Scripps Howard Foundation Wire

by Jennifer Lash

Washington - Looking like a car dealership, Atrium Hall in the Ronald Reagan Building Monday housed 17 2004 model-year vehicles that meet the new clean air standards set by the U.S. Environmental Protection Agency. EPA Administrator Mike Leavitt delivered the sales pitch. "I do love snow," he said of the city's overnight storm, "but there's something else I love, and that's clean air."

Auto officials and gas refiners joined Leavitt at a news conference to recognize some early successes in a program that will require all cars, sport utility vehicles and pickup trucks to meet clean air standards by 2009. Among the cars on display were a Mercedes Benz SL 500 roadster, a BMW 530i, a Mazda RX8, a Volvo XC70, a Chrysler Town & Country and a Porsche Boxster S.

"Turn the key to the ignition and the sound you hear is the combustion of a new fuel," said Gary Heminger, president of Marathon Ashland Petroleum LLC. "It's a very low-sulfur fuel - the technical equivalent of a calorie-free doughnut." But some say the Bush administration is eating the last doughnut out of the Clinton administration's box. "For them to simply blatantly stand there, basking in the glow of the work the Clinton administration did is just wrong," said Mary Nichols, vice chair of Environment2004, a political organization. "It's the kind of conduct that could get you run out of schools for cheating."

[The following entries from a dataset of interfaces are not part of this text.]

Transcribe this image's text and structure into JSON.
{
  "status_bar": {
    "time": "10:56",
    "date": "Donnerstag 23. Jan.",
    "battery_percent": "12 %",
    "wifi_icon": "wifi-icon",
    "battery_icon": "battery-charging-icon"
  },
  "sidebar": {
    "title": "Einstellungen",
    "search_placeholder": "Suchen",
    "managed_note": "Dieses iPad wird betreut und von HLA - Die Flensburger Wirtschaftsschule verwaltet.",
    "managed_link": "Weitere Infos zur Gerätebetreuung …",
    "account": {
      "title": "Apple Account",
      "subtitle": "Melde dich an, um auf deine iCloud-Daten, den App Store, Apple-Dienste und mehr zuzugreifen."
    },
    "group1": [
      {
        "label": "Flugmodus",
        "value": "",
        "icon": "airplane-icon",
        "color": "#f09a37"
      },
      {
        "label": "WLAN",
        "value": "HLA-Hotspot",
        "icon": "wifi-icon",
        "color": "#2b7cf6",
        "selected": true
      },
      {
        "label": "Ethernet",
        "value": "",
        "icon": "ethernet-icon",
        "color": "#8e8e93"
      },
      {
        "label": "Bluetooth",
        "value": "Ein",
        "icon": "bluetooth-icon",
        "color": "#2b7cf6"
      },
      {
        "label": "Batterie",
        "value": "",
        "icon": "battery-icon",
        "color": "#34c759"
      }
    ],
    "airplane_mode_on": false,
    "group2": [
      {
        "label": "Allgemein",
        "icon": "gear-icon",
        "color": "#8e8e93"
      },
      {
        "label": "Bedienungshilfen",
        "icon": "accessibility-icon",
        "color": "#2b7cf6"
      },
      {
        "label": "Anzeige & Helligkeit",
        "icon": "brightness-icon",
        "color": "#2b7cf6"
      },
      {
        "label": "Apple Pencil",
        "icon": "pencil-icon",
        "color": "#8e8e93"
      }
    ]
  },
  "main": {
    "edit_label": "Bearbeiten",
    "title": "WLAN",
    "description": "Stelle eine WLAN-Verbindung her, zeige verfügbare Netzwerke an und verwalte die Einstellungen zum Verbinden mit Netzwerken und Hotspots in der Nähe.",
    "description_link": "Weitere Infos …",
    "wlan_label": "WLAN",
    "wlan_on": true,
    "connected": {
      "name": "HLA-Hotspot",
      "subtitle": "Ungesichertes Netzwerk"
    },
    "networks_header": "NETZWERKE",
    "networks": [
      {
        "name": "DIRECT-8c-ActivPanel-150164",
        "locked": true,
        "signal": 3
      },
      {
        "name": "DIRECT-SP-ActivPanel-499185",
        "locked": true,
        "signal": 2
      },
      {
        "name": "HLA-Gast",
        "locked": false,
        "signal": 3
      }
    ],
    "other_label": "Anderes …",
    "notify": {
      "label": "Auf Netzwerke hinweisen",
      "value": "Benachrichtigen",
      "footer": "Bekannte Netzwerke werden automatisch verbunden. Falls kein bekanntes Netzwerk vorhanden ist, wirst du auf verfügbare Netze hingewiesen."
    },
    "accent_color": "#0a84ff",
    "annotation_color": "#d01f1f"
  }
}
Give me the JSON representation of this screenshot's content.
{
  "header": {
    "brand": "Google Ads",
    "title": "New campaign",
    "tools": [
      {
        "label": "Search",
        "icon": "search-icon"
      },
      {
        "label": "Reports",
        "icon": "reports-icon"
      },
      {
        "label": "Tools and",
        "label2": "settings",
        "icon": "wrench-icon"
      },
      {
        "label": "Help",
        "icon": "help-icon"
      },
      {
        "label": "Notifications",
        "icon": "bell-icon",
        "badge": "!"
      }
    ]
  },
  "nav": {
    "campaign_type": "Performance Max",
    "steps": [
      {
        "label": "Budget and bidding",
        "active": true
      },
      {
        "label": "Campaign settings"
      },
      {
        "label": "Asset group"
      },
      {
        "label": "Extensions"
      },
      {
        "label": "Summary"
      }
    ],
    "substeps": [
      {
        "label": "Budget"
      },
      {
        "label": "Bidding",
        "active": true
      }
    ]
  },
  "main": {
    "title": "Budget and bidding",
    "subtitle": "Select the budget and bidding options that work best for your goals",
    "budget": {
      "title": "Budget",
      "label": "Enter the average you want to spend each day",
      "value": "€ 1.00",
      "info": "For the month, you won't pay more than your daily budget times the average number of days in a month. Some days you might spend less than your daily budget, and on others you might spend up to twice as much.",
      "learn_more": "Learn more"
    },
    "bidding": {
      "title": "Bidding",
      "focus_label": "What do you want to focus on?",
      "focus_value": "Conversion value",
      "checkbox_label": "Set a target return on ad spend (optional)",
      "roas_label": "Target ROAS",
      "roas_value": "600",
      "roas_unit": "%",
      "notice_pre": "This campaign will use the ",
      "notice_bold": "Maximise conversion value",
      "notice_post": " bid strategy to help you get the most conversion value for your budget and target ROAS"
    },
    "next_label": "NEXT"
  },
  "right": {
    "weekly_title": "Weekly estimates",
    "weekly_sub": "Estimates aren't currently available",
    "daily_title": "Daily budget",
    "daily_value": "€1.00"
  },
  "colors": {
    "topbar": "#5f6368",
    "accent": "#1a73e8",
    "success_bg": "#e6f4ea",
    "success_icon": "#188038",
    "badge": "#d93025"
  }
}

Nichols, who was EPA assistant administrator for air under President Clinton, said the EPA program, "Tier 2 Vehicle and Gasoline Sulfur Rulemaking," is "identical" to what began in the Clinton administration. Underneath a banner reading "Cleaner Vehicles + Cleaner Fuel = Cleaner Air," Leavitt said this program will make vehicles 77 to 95 percent cleaner than vehicles on the road today, and gasoline will have 90 percent less sulfur. While those numbers look impressive, Brendan Bell, associate Washington representative of the Sierra Club's global warming and energy program, said the program standards do not address all pollutants that come from cars and trucks.

"The cars today show that existing technology can cut smog," Bell said. "The problem is that the Bush administration hasn't dealt with the other major pollutant - carbon dioxide." Twenty-five percent of all cars and light trucks sold in 2004 need to meet these new requirements. Leavitt estimated that as many as 35 percent of vehicles sold this year will do so. John Cabaniss, the Association of International Automobile Manufacturers' energy and environment director, said that nine of the group's 14 member manufacturers have vehicles that meet the new EPA requirements.

"About 40 percent of the vehicles produced this year will meet the standards," Cabaniss said. "Some companies are a bit higher than the 25 percent requirement individually." Cabaniss said this program is good for everybody. Both national and international manufacturers have brought the necessary research and development together to meet the EPA standards in the least-costly way, he said.

"These cars don't have significantly higher price tags because theyre cleaner," Cabaniss said. "They're perhaps $100 more." Heminger said the oil industry will spend approximately $17 billion to meet all of the EPA programs requirements. Nichols said the 2009 deadline gives everyone plenty of time to meet the new standards, and Cabannis said some will be ahead of that.

"Nearly all of it will be done by 2008. I think the only things that will be sort of on the cusp of not quite being there will be some of the heavier vehicles," Cabannis said. "But they won't have any trouble being in by 2009." For more information about specific vehicles' clean air ratings, go to the "Green Vehicle Guide" Web site at:

reprinted from [AxcessNews.com]